- WHAT TO DO:
Reproduce all the entries, matching the original word for word.

[Element data from apps and pages]
"""
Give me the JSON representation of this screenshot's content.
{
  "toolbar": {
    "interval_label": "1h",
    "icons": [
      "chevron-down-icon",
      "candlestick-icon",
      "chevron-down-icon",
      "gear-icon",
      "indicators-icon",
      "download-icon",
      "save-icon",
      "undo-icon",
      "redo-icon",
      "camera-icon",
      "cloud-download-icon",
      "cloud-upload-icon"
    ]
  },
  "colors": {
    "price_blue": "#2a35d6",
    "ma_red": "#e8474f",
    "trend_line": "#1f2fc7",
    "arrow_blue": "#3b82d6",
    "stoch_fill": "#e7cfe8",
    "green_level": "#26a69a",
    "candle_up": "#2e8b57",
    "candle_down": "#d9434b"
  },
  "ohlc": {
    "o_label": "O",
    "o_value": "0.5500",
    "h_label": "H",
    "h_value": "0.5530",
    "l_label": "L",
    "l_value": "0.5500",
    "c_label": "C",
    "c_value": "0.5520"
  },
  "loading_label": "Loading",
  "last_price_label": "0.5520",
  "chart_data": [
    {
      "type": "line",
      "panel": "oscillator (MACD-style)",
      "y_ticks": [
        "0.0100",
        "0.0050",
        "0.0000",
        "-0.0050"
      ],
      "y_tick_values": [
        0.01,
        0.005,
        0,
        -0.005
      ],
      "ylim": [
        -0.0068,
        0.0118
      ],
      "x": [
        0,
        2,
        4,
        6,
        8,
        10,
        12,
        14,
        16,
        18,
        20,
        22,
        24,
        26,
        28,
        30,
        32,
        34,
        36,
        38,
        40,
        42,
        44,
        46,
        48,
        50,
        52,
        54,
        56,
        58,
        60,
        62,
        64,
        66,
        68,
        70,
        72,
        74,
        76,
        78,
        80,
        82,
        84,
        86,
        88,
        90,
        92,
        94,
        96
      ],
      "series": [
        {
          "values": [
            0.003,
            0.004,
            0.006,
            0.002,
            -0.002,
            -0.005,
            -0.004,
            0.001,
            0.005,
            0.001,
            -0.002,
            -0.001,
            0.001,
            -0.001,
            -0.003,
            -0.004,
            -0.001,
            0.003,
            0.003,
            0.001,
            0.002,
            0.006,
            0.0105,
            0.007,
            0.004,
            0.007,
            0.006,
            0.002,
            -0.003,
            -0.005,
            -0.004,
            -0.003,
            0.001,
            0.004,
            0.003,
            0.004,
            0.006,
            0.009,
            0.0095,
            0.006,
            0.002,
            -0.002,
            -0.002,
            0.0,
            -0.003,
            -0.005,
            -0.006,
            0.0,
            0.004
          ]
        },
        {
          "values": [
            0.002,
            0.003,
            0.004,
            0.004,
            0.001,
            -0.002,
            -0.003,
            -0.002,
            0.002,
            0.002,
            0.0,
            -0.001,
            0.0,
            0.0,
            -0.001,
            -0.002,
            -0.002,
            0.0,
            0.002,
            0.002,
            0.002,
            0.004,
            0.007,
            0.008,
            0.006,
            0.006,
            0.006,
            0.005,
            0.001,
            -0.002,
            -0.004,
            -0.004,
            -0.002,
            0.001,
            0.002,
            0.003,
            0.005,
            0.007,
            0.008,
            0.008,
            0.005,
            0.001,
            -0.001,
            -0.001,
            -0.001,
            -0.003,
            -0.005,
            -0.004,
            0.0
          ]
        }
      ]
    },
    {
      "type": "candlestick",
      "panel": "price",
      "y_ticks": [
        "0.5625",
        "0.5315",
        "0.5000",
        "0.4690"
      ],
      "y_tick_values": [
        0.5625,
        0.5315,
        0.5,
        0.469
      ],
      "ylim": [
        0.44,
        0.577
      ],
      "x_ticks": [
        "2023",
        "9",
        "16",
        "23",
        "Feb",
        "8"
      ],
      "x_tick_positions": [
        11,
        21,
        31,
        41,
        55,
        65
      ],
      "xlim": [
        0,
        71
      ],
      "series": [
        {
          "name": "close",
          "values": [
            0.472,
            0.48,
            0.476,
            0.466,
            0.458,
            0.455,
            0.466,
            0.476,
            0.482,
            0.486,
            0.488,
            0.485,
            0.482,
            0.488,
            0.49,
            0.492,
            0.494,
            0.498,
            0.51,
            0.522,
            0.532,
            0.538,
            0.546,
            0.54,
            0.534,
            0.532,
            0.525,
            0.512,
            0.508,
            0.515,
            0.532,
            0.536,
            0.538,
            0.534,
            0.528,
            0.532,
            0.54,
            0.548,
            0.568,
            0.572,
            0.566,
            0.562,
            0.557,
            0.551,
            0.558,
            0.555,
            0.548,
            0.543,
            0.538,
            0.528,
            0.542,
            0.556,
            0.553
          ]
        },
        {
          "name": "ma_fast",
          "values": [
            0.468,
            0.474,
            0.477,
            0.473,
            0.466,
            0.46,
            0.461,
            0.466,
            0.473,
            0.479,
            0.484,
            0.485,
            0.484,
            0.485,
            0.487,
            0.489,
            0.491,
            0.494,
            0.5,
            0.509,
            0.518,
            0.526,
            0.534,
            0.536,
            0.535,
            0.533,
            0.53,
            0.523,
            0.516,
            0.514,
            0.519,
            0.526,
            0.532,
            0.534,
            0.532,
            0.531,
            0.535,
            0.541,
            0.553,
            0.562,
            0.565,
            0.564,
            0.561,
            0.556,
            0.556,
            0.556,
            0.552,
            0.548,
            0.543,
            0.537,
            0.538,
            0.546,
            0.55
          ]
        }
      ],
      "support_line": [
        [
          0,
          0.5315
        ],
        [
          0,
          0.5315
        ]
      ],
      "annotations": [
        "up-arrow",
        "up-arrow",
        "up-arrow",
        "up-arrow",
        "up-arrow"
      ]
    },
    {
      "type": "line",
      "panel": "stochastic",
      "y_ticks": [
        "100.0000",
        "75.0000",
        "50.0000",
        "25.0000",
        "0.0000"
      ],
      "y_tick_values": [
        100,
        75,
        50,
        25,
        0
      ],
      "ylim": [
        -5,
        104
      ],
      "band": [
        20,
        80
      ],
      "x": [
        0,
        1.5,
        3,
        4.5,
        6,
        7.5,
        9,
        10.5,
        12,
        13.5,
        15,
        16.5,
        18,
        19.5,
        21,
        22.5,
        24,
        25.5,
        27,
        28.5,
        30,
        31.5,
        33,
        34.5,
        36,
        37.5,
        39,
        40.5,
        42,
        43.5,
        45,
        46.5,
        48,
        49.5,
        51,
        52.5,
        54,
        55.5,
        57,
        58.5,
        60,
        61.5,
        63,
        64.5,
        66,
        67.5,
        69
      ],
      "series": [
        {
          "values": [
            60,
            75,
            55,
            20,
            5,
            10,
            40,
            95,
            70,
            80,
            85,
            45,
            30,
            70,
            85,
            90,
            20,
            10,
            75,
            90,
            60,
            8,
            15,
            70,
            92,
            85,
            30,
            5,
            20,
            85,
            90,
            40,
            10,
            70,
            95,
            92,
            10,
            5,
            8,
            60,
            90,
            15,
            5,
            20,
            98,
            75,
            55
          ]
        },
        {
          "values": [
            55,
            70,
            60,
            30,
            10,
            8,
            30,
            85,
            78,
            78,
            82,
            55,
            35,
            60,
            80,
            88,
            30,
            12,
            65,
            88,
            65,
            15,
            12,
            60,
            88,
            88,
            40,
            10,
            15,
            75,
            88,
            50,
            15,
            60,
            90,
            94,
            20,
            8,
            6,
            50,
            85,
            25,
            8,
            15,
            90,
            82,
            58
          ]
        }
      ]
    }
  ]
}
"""
- EXPECTED OUTPUT:
Give me the JSON representation of this screenshot's content.
{
  "toolbar": {
    "interval_label": "1h",
    "icons": [
      "chevron-down-icon",
      "candlestick-icon",
      "chevron-down-icon",
      "gear-icon",
      "indicators-icon",
      "download-icon",
      "save-icon",
      "undo-icon",
      "redo-icon",
      "camera-icon",
      "cloud-download-icon",
      "cloud-upload-icon"
    ]
  },
  "colors": {
    "price_blue": "#2a35d6",
    "ma_red": "#e8474f",
    "trend_line": "#1f2fc7",
    "arrow_blue": "#3b82d6",
    "stoch_fill": "#e7cfe8",
    "green_level": "#26a69a",
    "candle_up": "#2e8b57",
    "candle_down": "#d9434b"
  },
  "ohlc": {
    "o_label": "O",
    "o_value": "0.5500",
    "h_label": "H",
    "h_value": "0.5530",
    "l_label": "L",
    "l_value": "0.5500",
    "c_label": "C",
    "c_value": "0.5520"
  },
  "loading_label": "Loading",
  "last_price_label": "0.5520",
  "chart_data": [
    {
      "type": "line",
      "panel": "oscillator (MACD-style)",
      "y_ticks": [
        "0.0100",
        "0.0050",
        "0.0000",
        "-0.0050"
      ],
      "y_tick_values": [
        0.01,
        0.005,
        0,
        -0.005
      ],
      "ylim": [
        -0.0068,
        0.0118
      ],
      "x": [
        0,
        2,
        4,
        6,
        8,
        10,
        12,
        14,
        16,
        18,
        20,
        22,
        24,
        26,
        28,
        30,
        32,
        34,
        36,
        38,
        40,
        42,
        44,
        46,
        48,
        50,
        52,
        54,
        56,
        58,
        60,
        62,
        64,
        66,
        68,
        70,
        72,
        74,
        76,
        78,
        80,
        82,
        84,
        86,
        88,
        90,
        92,
        94,
        96
      ],
      "series": [
        {
          "values": [
            0.003,
            0.004,
            0.006,
            0.002,
            -0.002,
            -0.005,
            -0.004,
            0.001,
            0.005,
            0.001,
            -0.002,
            -0.001,
            0.001,
            -0.001,
            -0.003,
            -0.004,
            -0.001,
            0.003,
            0.003,
            0.001,
            0.002,
            0.006,
            0.0105,
            0.007,
            0.004,
            0.007,
            0.006,
            0.002,
            -0.003,
            -0.005,
            -0.004,
            -0.003,
            0.001,
            0.004,
            0.003,
            0.004,
            0.006,
            0.009,
            0.0095,
            0.006,
            0.002,
            -0.002,
            -0.002,
            0.0,
            -0.003,
            -0.005,
            -0.006,
            0.0,
            0.004
          ]
        },
        {
          "values": [
            0.002,
            0.003,
            0.004,
            0.004,
            0.001,
            -0.002,
            -0.003,
            -0.002,
            0.002,
            0.002,
            0.0,
            -0.001,
            0.0,
            0.0,
            -0.001,
            -0.002,
            -0.002,
            0.0,
            0.002,
            0.002,
            0.002,
            0.004,
            0.007,
            0.008,
            0.006,
            0.006,
            0.006,
            0.005,
            0.001,
            -0.002,
            -0.004,
            -0.004,
            -0.002,
            0.001,
            0.002,
            0.003,
            0.005,
            0.007,
            0.008,
            0.008,
            0.005,
            0.001,
            -0.001,
            -0.001,
            -0.001,
            -0.003,
            -0.005,
            -0.004,
            0.0
          ]
        }
      ]
    },
    {
      "type": "candlestick",
      "panel": "price",
      "y_ticks": [
        "0.5625",
        "0.5315",
        "0.5000",
        "0.4690"
      ],
      "y_tick_values": [
        0.5625,
        0.5315,
        0.5,
        0.469
      ],
      "ylim": [
        0.44,
        0.577
      ],
      "x_ticks": [
        "2023",
        "9",
        "16",
        "23",
        "Feb",
        "8"
      ],
      "x_tick_positions": [
        11,
        21,
        31,
        41,
        55,
        65
      ],
      "xlim": [
        0,
        71
      ],
      "series": [
        {
          "name": "close",
          "values": [
            0.472,
            0.48,
            0.476,
            0.466,
            0.458,
            0.455,
            0.466,
            0.476,
            0.482,
            0.486,
            0.488,
            0.485,
            0.482,
            0.488,
            0.49,
            0.492,
            0.494,
            0.498,
            0.51,
            0.522,
            0.532,
            0.538,
            0.546,
            0.54,
            0.534,
            0.532,
            0.525,
            0.512,
            0.508,
            0.515,
            0.532,
            0.536,
            0.538,
            0.534,
            0.528,
            0.532,
            0.54,
            0.548,
            0.568,
            0.572,
            0.566,
            0.562,
            0.557,
            0.551,
            0.558,
            0.555,
            0.548,
            0.543,
            0.538,
            0.528,
            0.542,
            0.556,
            0.553
          ]
        },
        {
          "name": "ma_fast",
          "values": [
            0.468,
            0.474,
            0.477,
            0.473,
            0.466,
            0.46,
            0.461,
            0.466,
            0.473,
            0.479,
            0.484,
            0.485,
            0.484,
            0.485,
            0.487,
            0.489,
            0.491,
            0.494,
            0.5,
            0.509,
            0.518,
            0.526,
            0.534,
            0.536,
            0.535,
            0.533,
            0.53,
            0.523,
            0.516,
            0.514,
            0.519,
            0.526,
            0.532,
            0.534,
            0.532,
            0.531,
            0.535,
            0.541,
            0.553,
            0.562,
            0.565,
            0.564,
            0.561,
            0.556,
            0.556,
            0.556,
            0.552,
            0.548,
            0.543,
            0.537,
            0.538,
            0.546,
            0.55
          ]
        }
      ],
      "support_line": [
        [
          0,
          0.5315
        ],
        [
          0,
          0.5315
        ]
      ],
      "annotations": [
        "up-arrow",
        "up-arrow",
        "up-arrow",
        "up-arrow",
        "up-arrow"
      ]
    },
    {
      "type": "line",
      "panel": "stochastic",
      "y_ticks": [
        "100.0000",
        "75.0000",
        "50.0000",
        "25.0000",
        "0.0000"
      ],
      "y_tick_values": [
        100,
        75,
        50,
        25,
        0
      ],
      "ylim": [
        -5,
        104
      ],
      "band": [
        20,
        80
      ],
      "x": [
        0,
        1.5,
        3,
        4.5,
        6,
        7.5,
        9,
        10.5,
        12,
        13.5,
        15,
        16.5,
        18,
        19.5,
        21,
        22.5,
        24,
        25.5,
        27,
        28.5,
        30,
        31.5,
        33,
        34.5,
        36,
        37.5,
        39,
        40.5,
        42,
        43.5,
        45,
        46.5,
        48,
        49.5,
        51,
        52.5,
        54,
        55.5,
        57,
        58.5,
        60,
        61.5,
        63,
        64.5,
        66,
        67.5,
        69
      ],
      "series": [
        {
          "values": [
            60,
            75,
            55,
            20,
            5,
            10,
            40,
            95,
            70,
            80,
            85,
            45,
            30,
            70,
            85,
            90,
            20,
            10,
            75,
            90,
            60,
            8,
            15,
            70,
            92,
            85,
            30,
            5,
            20,
            85,
            90,
            40,
            10,
            70,
            95,
            92,
            10,
            5,
            8,
            60,
            90,
            15,
            5,
            20,
            98,
            75,
            55
          ]
        },
        {
          "values": [
            55,
            70,
            60,
            30,
            10,
            8,
            30,
            85,
            78,
            78,
            82,
            55,
            35,
            60,
            80,
            88,
            30,
            12,
            65,
            88,
            65,
            15,
            12,
            60,
            88,
            88,
            40,
            10,
            15,
            75,
            88,
            50,
            15,
            60,
            90,
            94,
            20,
            8,
            6,
            50,
            85,
            25,
            8,
            15,
            90,
            82,
            58
          ]
        }
      ]
    }
  ]
}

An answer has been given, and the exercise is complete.